> **Task brief**
If the records include pictures, omit them and set down everything else verbatim.

Segment Open

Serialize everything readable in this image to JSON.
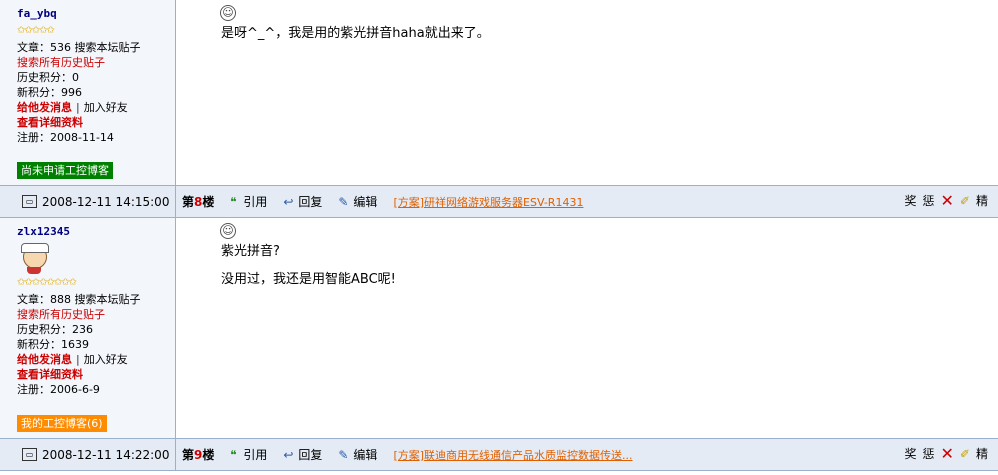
{
  "posts": [
    {
      "username": "fa_ybq",
      "stars": "✩✩✩✩✩",
      "post_count_label": "文章：536 搜索本坛贴子",
      "search_history": "搜索所有历史贴子",
      "history_points": "历史积分：0",
      "new_points": "新积分：996",
      "send_message": "给他发消息",
      "add_friend": "加入好友",
      "view_profile": "查看详细资料",
      "register_date": "注册：2008-11-14",
      "blog_badge": "尚未申请工控博客",
      "message_lines": [
        "是呀^_^，我是用的紫光拼音haha就出来了。"
      ],
      "timestamp": "2008-12-11 14:15:00",
      "floor_prefix": "第",
      "floor_num": "8",
      "floor_suffix": "楼",
      "quote": "引用",
      "reply": "回复",
      "edit": "编辑",
      "ad_link": "[方案]研祥网络游戏服务器ESV-R1431",
      "reward": "奖",
      "punish": "惩",
      "elite": "精"
    },
    {
      "username": "zlx12345",
      "stars": "✩✩✩✩✩✩✩✩",
      "post_count_label": "文章：888 搜索本坛贴子",
      "search_history": "搜索所有历史贴子",
      "history_points": "历史积分：236",
      "new_points": "新积分：1639",
      "send_message": "给他发消息",
      "add_friend": "加入好友",
      "view_profile": "查看详细资料",
      "register_date": "注册：2006-6-9",
      "blog_badge": "我的工控博客(6)",
      "message_lines": [
        "紫光拼音?",
        "没用过，我还是用智能ABC呢!"
      ],
      "timestamp": "2008-12-11 14:22:00",
      "floor_prefix": "第",
      "floor_num": "9",
      "floor_suffix": "楼",
      "quote": "引用",
      "reply": "回复",
      "edit": "编辑",
      "ad_link": "[方案]联迪商用无线通信产品水质监控数据传送...",
      "reward": "奖",
      "punish": "惩",
      "elite": "精"
    }
  ],
  "colors": {
    "accent_red": "#cc0000",
    "link_orange": "#e06000",
    "badge_green": "#008000",
    "badge_orange": "#ff8c00"
  },
  "icons": [
    "smiley-icon",
    "computer-icon",
    "quote-icon",
    "reply-icon",
    "edit-icon",
    "delete-icon",
    "tool-icon"
  ]
}
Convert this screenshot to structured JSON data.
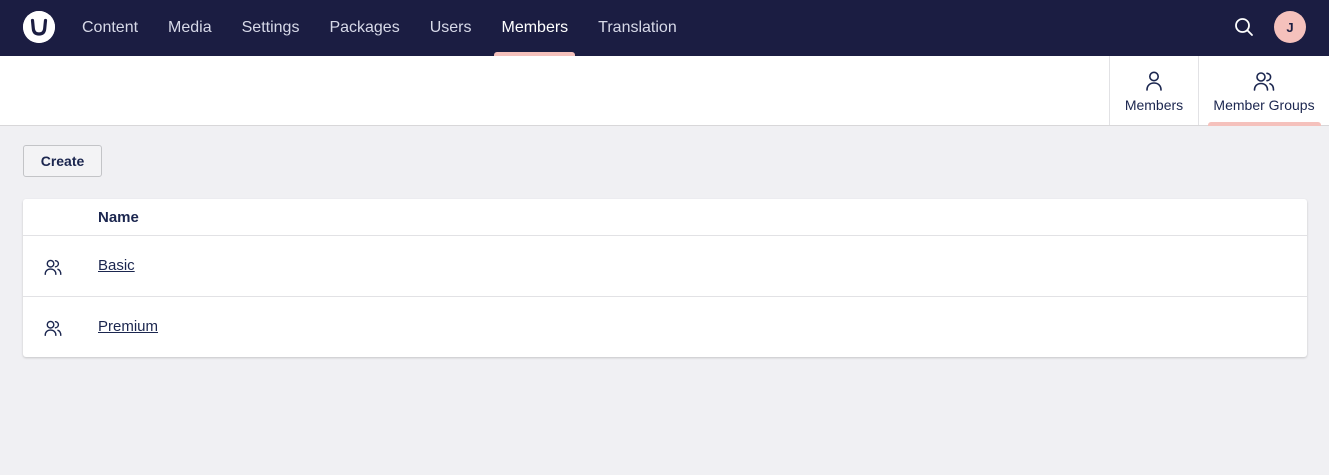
{
  "topbar": {
    "logo_icon": "umbraco-logo-icon",
    "nav": [
      {
        "label": "Content",
        "active": false
      },
      {
        "label": "Media",
        "active": false
      },
      {
        "label": "Settings",
        "active": false
      },
      {
        "label": "Packages",
        "active": false
      },
      {
        "label": "Users",
        "active": false
      },
      {
        "label": "Members",
        "active": true
      },
      {
        "label": "Translation",
        "active": false
      }
    ],
    "search_icon": "search-icon",
    "avatar_initial": "J"
  },
  "header": {
    "tabs": [
      {
        "label": "Members",
        "icon": "user-icon",
        "active": false
      },
      {
        "label": "Member Groups",
        "icon": "users-icon",
        "active": true
      }
    ]
  },
  "toolbar": {
    "create_label": "Create"
  },
  "table": {
    "columns": [
      "Name"
    ],
    "rows": [
      {
        "name": "Basic",
        "icon": "users-icon"
      },
      {
        "name": "Premium",
        "icon": "users-icon"
      }
    ]
  },
  "colors": {
    "topbar_bg": "#1b1d42",
    "accent": "#f5c1bc",
    "page_bg": "#f0f0f3",
    "text": "#1b264f"
  }
}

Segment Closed

> **Written solution**
Serialize everything readable in this image to JSON.
{
  "posts": [
    {
      "username": "fa_ybq",
      "stars": "✩✩✩✩✩",
      "post_count_label": "文章：536 搜索本坛贴子",
      "search_history": "搜索所有历史贴子",
      "history_points": "历史积分：0",
      "new_points": "新积分：996",
      "send_message": "给他发消息",
      "add_friend": "加入好友",
      "view_profile": "查看详细资料",
      "register_date": "注册：2008-11-14",
      "blog_badge": "尚未申请工控博客",
      "message_lines": [
        "是呀^_^，我是用的紫光拼音haha就出来了。"
      ],
      "timestamp": "2008-12-11 14:15:00",
      "floor_prefix": "第",
      "floor_num": "8",
      "floor_suffix": "楼",
      "quote": "引用",
      "reply": "回复",
      "edit": "编辑",
      "ad_link": "[方案]研祥网络游戏服务器ESV-R1431",
      "reward": "奖",
      "punish": "惩",
      "elite": "精"
    },
    {
      "username": "zlx12345",
      "stars": "✩✩✩✩✩✩✩✩",
      "post_count_label": "文章：888 搜索本坛贴子",
      "search_history": "搜索所有历史贴子",
      "history_points": "历史积分：236",
      "new_points": "新积分：1639",
      "send_message": "给他发消息",
      "add_friend": "加入好友",
      "view_profile": "查看详细资料",
      "register_date": "注册：2006-6-9",
      "blog_badge": "我的工控博客(6)",
      "message_lines": [
        "紫光拼音?",
        "没用过，我还是用智能ABC呢!"
      ],
      "timestamp": "2008-12-11 14:22:00",
      "floor_prefix": "第",
      "floor_num": "9",
      "floor_suffix": "楼",
      "quote": "引用",
      "reply": "回复",
      "edit": "编辑",
      "ad_link": "[方案]联迪商用无线通信产品水质监控数据传送...",
      "reward": "奖",
      "punish": "惩",
      "elite": "精"
    }
  ],
  "colors": {
    "accent_red": "#cc0000",
    "link_orange": "#e06000",
    "badge_green": "#008000",
    "badge_orange": "#ff8c00"
  },
  "icons": [
    "smiley-icon",
    "computer-icon",
    "quote-icon",
    "reply-icon",
    "edit-icon",
    "delete-icon",
    "tool-icon"
  ]
}
Convert this screenshot to structured JSON data.
{
  "topbar": {
    "logo_icon": "umbraco-logo-icon",
    "nav": [
      {
        "label": "Content",
        "active": false
      },
      {
        "label": "Media",
        "active": false
      },
      {
        "label": "Settings",
        "active": false
      },
      {
        "label": "Packages",
        "active": false
      },
      {
        "label": "Users",
        "active": false
      },
      {
        "label": "Members",
        "active": true
      },
      {
        "label": "Translation",
        "active": false
      }
    ],
    "search_icon": "search-icon",
    "avatar_initial": "J"
  },
  "header": {
    "tabs": [
      {
        "label": "Members",
        "icon": "user-icon",
        "active": false
      },
      {
        "label": "Member Groups",
        "icon": "users-icon",
        "active": true
      }
    ]
  },
  "toolbar": {
    "create_label": "Create"
  },
  "table": {
    "columns": [
      "Name"
    ],
    "rows": [
      {
        "name": "Basic",
        "icon": "users-icon"
      },
      {
        "name": "Premium",
        "icon": "users-icon"
      }
    ]
  },
  "colors": {
    "topbar_bg": "#1b1d42",
    "accent": "#f5c1bc",
    "page_bg": "#f0f0f3",
    "text": "#1b264f"
  }
}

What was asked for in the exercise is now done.